How To Bleed Brakes With A Hose?
- Remove the hose from the frame. Remove the cover.
- Replace the cover.
- Push the bleeder hose from the frame to the frame (the hose should be connected to the frame).
- Remove the bleeder fitting and hose from the frame.
- Put the bleeder fitting and hose back together.
That's it. If you want to be sure to reset the bleeders, you can tighten the spindle further. When done, remove the bleeder fitting and spindle (use a vice or pliers to hold the bleeder in place). Turn the spindle to free the bleeder.
How Can You Bleed Brakes Without Taking Off The Brake Calipers?
- First thing, remove all bolts or other fasteners holding the brake pads. This way, brake fluid will flow out of the brake lines and into the bleeder.

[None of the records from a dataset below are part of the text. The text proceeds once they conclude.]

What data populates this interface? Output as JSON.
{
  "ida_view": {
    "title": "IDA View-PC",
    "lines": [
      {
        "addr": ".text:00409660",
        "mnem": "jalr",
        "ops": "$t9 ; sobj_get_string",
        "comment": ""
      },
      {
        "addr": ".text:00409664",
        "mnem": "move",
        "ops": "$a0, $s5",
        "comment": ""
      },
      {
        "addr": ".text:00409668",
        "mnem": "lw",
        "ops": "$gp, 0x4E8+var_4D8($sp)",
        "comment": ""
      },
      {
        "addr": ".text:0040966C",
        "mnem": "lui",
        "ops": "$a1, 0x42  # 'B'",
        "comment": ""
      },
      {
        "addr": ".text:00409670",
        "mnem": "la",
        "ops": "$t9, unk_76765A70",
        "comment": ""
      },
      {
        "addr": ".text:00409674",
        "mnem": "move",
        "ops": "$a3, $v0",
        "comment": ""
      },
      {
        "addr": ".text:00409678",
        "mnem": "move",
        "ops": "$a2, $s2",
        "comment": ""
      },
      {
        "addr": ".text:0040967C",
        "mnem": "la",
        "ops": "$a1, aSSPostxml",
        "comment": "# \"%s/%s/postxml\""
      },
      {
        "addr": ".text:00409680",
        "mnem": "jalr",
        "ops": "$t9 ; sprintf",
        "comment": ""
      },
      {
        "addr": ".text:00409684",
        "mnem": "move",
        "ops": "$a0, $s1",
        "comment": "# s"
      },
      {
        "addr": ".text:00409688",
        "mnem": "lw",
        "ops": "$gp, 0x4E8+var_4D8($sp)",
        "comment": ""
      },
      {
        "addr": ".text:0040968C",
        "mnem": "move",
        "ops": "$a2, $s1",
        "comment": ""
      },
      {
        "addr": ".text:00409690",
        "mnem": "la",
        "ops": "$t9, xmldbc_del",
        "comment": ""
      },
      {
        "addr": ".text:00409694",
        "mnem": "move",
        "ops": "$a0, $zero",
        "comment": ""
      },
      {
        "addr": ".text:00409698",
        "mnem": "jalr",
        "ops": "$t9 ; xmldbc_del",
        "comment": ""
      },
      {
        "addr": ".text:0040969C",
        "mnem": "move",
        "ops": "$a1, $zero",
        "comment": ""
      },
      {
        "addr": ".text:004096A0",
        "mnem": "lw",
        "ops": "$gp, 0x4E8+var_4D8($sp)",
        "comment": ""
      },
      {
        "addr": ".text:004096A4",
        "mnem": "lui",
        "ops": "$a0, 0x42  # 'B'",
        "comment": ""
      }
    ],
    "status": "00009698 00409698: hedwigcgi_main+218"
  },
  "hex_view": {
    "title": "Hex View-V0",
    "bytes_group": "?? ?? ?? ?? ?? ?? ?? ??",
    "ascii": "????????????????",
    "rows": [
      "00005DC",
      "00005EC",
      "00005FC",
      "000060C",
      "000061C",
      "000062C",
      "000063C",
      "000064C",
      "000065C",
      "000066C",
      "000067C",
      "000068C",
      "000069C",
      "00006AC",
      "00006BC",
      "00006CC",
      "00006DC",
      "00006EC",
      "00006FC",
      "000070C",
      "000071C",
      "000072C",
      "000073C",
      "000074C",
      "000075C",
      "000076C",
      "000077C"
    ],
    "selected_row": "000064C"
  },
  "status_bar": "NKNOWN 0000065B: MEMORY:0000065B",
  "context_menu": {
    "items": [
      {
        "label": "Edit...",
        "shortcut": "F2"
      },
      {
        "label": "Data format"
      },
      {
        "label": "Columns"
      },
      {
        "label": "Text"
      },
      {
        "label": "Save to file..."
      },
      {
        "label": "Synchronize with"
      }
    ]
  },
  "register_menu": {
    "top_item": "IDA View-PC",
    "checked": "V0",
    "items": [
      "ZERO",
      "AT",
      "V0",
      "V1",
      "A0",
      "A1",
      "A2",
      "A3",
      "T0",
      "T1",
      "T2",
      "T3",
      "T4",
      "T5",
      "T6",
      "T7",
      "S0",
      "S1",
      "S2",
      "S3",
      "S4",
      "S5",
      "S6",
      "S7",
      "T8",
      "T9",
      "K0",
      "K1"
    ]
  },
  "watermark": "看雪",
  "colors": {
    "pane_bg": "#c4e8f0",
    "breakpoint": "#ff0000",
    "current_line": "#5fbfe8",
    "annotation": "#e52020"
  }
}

- Once the brakes are bleeding out, you can replace the brake pads. Brake pads are removable without taking the brake caliper off. The way to remove the pads is to use a small pry bar.
- Ensure that you have a towel nearby to clean the dirt and brake fluid off the bike. The brake caliper is held together by two screws.
- Remove them, and the two pads will come out; after that, you can replace them. The brake pads can be found in most big bike parts stores.
How Can Brake Pads Be Replaced Without Taking The Brake Caliper Off?
The process of brake pad replacement is almost identical to brake bleeding. Just hold the caliper in one hand and hold the brake cable in the other hand.
You can use the same pry bar to remove the pads. After that, you can replace the pads. You can find brake pads in most of the big bike parts stores.
Can You Bleed Brakes Without Using The Bleeders?
Yes, you can. As stated in the question, the only difference is that you will have to remove the caliper to check the bleeding. So practically, you will have to do a step-by-step process.
First, remove all the bolts on the brake caliper. The caliper is held together by two bolts. After that, you can check the bleeding. If everything looks good, you can proceed to replace the pads.
In conclusion, bleeding brakes allow the brake fluid to move freely, which helps prevent overheating and is essential for braking power. After learning how to bleed brakes, you'll be able to save time and money with this relatively simple process.
As you have come so far, I'm sure you read the whole post, and if so, you should have got questions. What about commenting on them below?